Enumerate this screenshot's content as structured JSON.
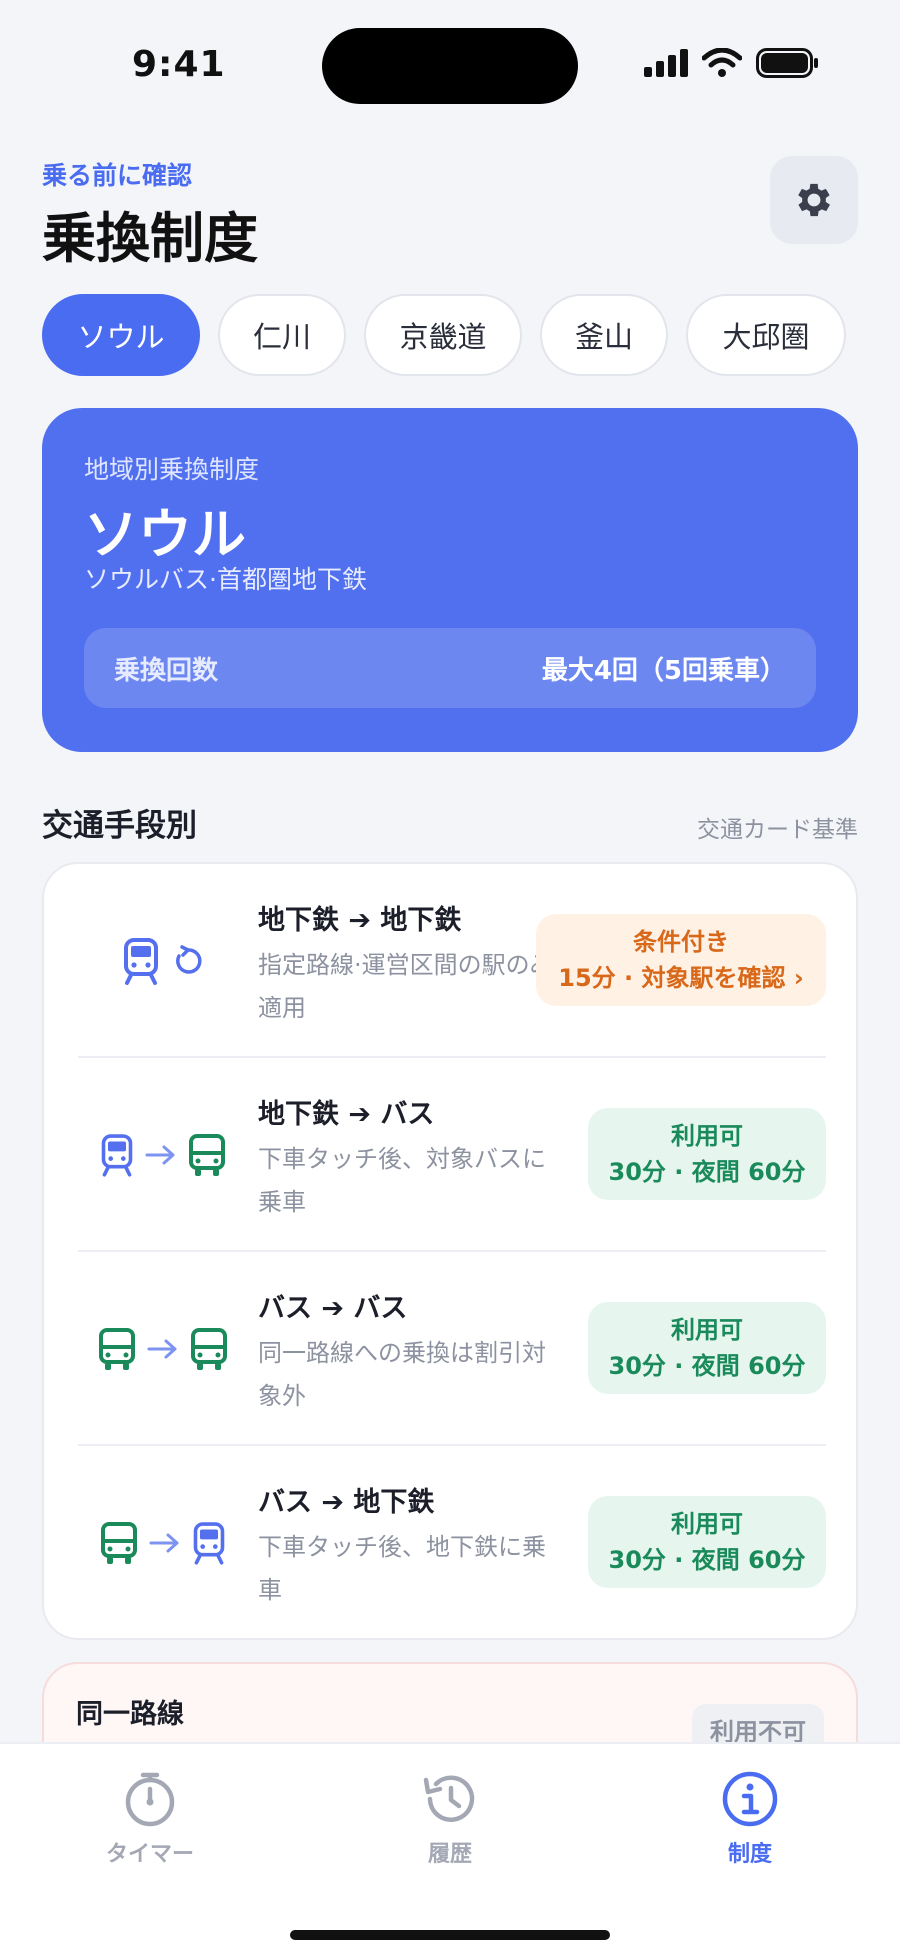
{
  "status_bar": {
    "time": "9:41"
  },
  "header": {
    "eyebrow": "乗る前に確認",
    "title": "乗換制度",
    "settings_icon": "gear-icon"
  },
  "tabs": [
    {
      "label": "ソウル",
      "active": true
    },
    {
      "label": "仁川",
      "active": false
    },
    {
      "label": "京畿道",
      "active": false
    },
    {
      "label": "釜山",
      "active": false
    },
    {
      "label": "大邱圏",
      "active": false
    }
  ],
  "hero": {
    "label": "地域別乗換制度",
    "region": "ソウル",
    "subtitle": "ソウルバス·首都圏地下鉄",
    "transfer_key": "乗換回数",
    "transfer_value": "最大4回（5回乗車）"
  },
  "section": {
    "title": "交通手段別",
    "note": "交通カード基準"
  },
  "transfers": [
    {
      "title": "地下鉄 ➔ 地下鉄",
      "description": "指定路線·運営区間の駅のみ適用",
      "status_line1": "条件付き",
      "status_line2": "15分 · 対象駅を確認 ›",
      "status_color": "#d9691a"
    },
    {
      "title": "地下鉄 ➔ バス",
      "description": "下車タッチ後、対象バスに乗車",
      "status_line1": "利用可",
      "status_line2": "30分 · 夜間 60分",
      "status_color": "#1b8a5a"
    },
    {
      "title": "バス ➔ バス",
      "description": "同一路線への乗換は割引対象外",
      "status_line1": "利用可",
      "status_line2": "30分 · 夜間 60分",
      "status_color": "#1b8a5a"
    },
    {
      "title": "バス ➔ 地下鉄",
      "description": "下車タッチ後、地下鉄に乗車",
      "status_line1": "利用可",
      "status_line2": "30分 · 夜間 60分",
      "status_color": "#1b8a5a"
    }
  ],
  "warning_card": {
    "title": "同一路線",
    "description": "",
    "status": "利用不可"
  },
  "bottom_nav": [
    {
      "label": "タイマー",
      "icon": "stopwatch-icon",
      "active": false
    },
    {
      "label": "履歴",
      "icon": "history-icon",
      "active": false
    },
    {
      "label": "制度",
      "icon": "info-icon",
      "active": true
    }
  ],
  "colors": {
    "accent": "#4a6cf0",
    "subway": "#5570ee",
    "bus": "#1b8a5a",
    "conditional": "#d9691a"
  }
}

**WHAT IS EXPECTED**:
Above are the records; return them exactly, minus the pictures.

**SOLUTION TO THIS EXERCISE**:
Enumerate this screenshot's content as structured JSON.
{
  "status_bar": {
    "time": "9:41"
  },
  "header": {
    "eyebrow": "乗る前に確認",
    "title": "乗換制度",
    "settings_icon": "gear-icon"
  },
  "tabs": [
    {
      "label": "ソウル",
      "active": true
    },
    {
      "label": "仁川",
      "active": false
    },
    {
      "label": "京畿道",
      "active": false
    },
    {
      "label": "釜山",
      "active": false
    },
    {
      "label": "大邱圏",
      "active": false
    }
  ],
  "hero": {
    "label": "地域別乗換制度",
    "region": "ソウル",
    "subtitle": "ソウルバス·首都圏地下鉄",
    "transfer_key": "乗換回数",
    "transfer_value": "最大4回（5回乗車）"
  },
  "section": {
    "title": "交通手段別",
    "note": "交通カード基準"
  },
  "transfers": [
    {
      "title": "地下鉄 ➔ 地下鉄",
      "description": "指定路線·運営区間の駅のみ適用",
      "status_line1": "条件付き",
      "status_line2": "15分 · 対象駅を確認 ›",
      "status_color": "#d9691a"
    },
    {
      "title": "地下鉄 ➔ バス",
      "description": "下車タッチ後、対象バスに乗車",
      "status_line1": "利用可",
      "status_line2": "30分 · 夜間 60分",
      "status_color": "#1b8a5a"
    },
    {
      "title": "バス ➔ バス",
      "description": "同一路線への乗換は割引対象外",
      "status_line1": "利用可",
      "status_line2": "30分 · 夜間 60分",
      "status_color": "#1b8a5a"
    },
    {
      "title": "バス ➔ 地下鉄",
      "description": "下車タッチ後、地下鉄に乗車",
      "status_line1": "利用可",
      "status_line2": "30分 · 夜間 60分",
      "status_color": "#1b8a5a"
    }
  ],
  "warning_card": {
    "title": "同一路線",
    "description": "",
    "status": "利用不可"
  },
  "bottom_nav": [
    {
      "label": "タイマー",
      "icon": "stopwatch-icon",
      "active": false
    },
    {
      "label": "履歴",
      "icon": "history-icon",
      "active": false
    },
    {
      "label": "制度",
      "icon": "info-icon",
      "active": true
    }
  ],
  "colors": {
    "accent": "#4a6cf0",
    "subway": "#5570ee",
    "bus": "#1b8a5a",
    "conditional": "#d9691a"
  }
}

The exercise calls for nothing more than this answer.